Four days passed before, after bathing in the pond one night, she sat down in the dirt outside of her shack to watch the setting sun and turned on her cell phone. She wished she would have done it earlier for the stream of text messages on her phone. First from Zoe, then Queenie, then Nan, and even Madison--all wondering where she had gone. I probably should have told one of them where I was going. She hadn’t thought anyone would miss her or notice she was missing.
But, opening Cordelia’s conversation, she found a long string of text messages and missed calls and voicemails. “Misty? Zoe says you aren’t answering her texts? Where are you?” That was four days ago. Misty’s stomach flipped. She hadn’t thought about any consequences of leaving--she hadn’t expected anyone to care, let alone to tell Cordelia. “You need to answer me! I’m worried about you!” Guilt stabbed her in the pit of her gut. Hours passed between the messages with several missed calls and voicemails, which Misty didn’t have the heart to hear. “I’m keeping my phone on me today. Call me when you get this!” Three days ago. “Zoe says no one has seen you in days. Where are you? I’m worried sick.” Two days ago. “I’m flying home. Call me!”

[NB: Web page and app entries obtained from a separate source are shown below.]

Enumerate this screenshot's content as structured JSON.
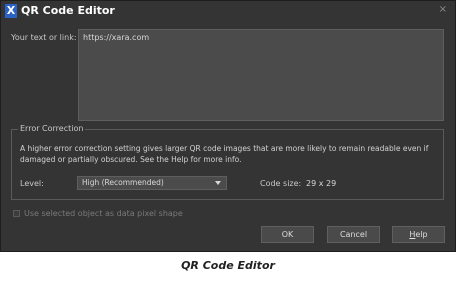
{
  "window": {
    "title": "QR Code Editor",
    "app_icon": "xara-icon",
    "close_glyph": "×"
  },
  "text_field": {
    "label": "Your text or link:",
    "value": "https://xara.com"
  },
  "error_correction": {
    "group_title": "Error Correction",
    "description": "A higher error correction setting gives larger QR code images that are more likely to remain readable even if damaged or partially obscured. See the Help for more info.",
    "level_label": "Level:",
    "level_value": "High (Recommended)",
    "code_size_label": "Code size:",
    "code_size_value": "29 x 29"
  },
  "option": {
    "checkbox_label": "Use selected object as data pixel shape",
    "checked": false
  },
  "buttons": {
    "ok": "OK",
    "cancel": "Cancel",
    "help_prefix": "H",
    "help_rest": "elp"
  },
  "caption": "QR Code Editor",
  "colors": {
    "dialog_bg": "#343434",
    "field_bg": "#4b4b4b",
    "brand_icon": "#2b62c6"
  }
}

Misty swallowed hard. So Cordelia was coming home--two weeks earlier than scheduled. She was happy about that. But she couldn’t be happy that she made Cordelia believe she was missing. Is she home yet?
The moment she thought it, the leaves in the distance of the forest rattled. The sun dipped below the horizon, leaving no light behind to navigate the dense foliage. “Misty!” Cordelia’s familiar voice drew her up to her feet. “Misty, are you out here?”
“Cordelia?” Misty plodded through her garden toward the uncharted forest territory, out of which Cordelia emerged. The sight of her girlfriend brought it all back to the surface again. “I missed you so much!” She ran toward her and flung her arms around her neck. Cordelia’s wide brown eyes caught in the orange sunset and grew brighter than ever before. With the trees surrounding them, Misty couldn’t help herself. She thrust her lips against Cordelia’s.
She expected Cordelia to wrench away from her, but she melted into the kiss. Both with eyes closed and hands fumbling, Cordelia pedaled backward until Misty bumped her right against the trunk of a tree. All the air puffed out of her mouth on impact. “Missed you,” Cordelia mumbled right into Misty’s mouth as their lips reattached, and she pushed back. Misty staggered over some saplings which sprang her back forward, their springy green branches propelling her toward Cordelia.
They spun mid-air. Cordelia tripped through Misty’s patch of cabbages. Their feet moved in a strange rhythmic pattern, like dancing, but without any music. They danced, indeed, to the beat of their own hearts. Cordelia’s tongue trailed over Misty’s bottom lip, but she didn’t open her mouth for fear of accidentally biting it. Ivy twined around Misty’s ankles. She allowed Mother Nature to drag her down to the forest floor, and Cordelia rolled with her. The grass and foliage rubbed dewdrops off on their clothes, and now, their tongues dared to meet.
They rolled about a few more times until they landed on a root, and Misty lay on her back with her hair sprawled out behind her. It had branches and leaves tangled up in it. Cordelia panted from between parted lips. “You didn’t answer my texts or calls.”
“Phone was turned off. No power out here.”
“Why’d you leave?”
“I don’t belong there.”
Cordelia rolled off of her and dusted the dirt off of her shirt. “It’s your home.”
Misty grabbed her hands and allowed herself to be pulled up. She flashed a sheepish smile. “It’s not my home.” A quirk appeared between Cordelia’s eyebrows in the fading light. Misty touched her face with a dusty, dirty hand. “You are.”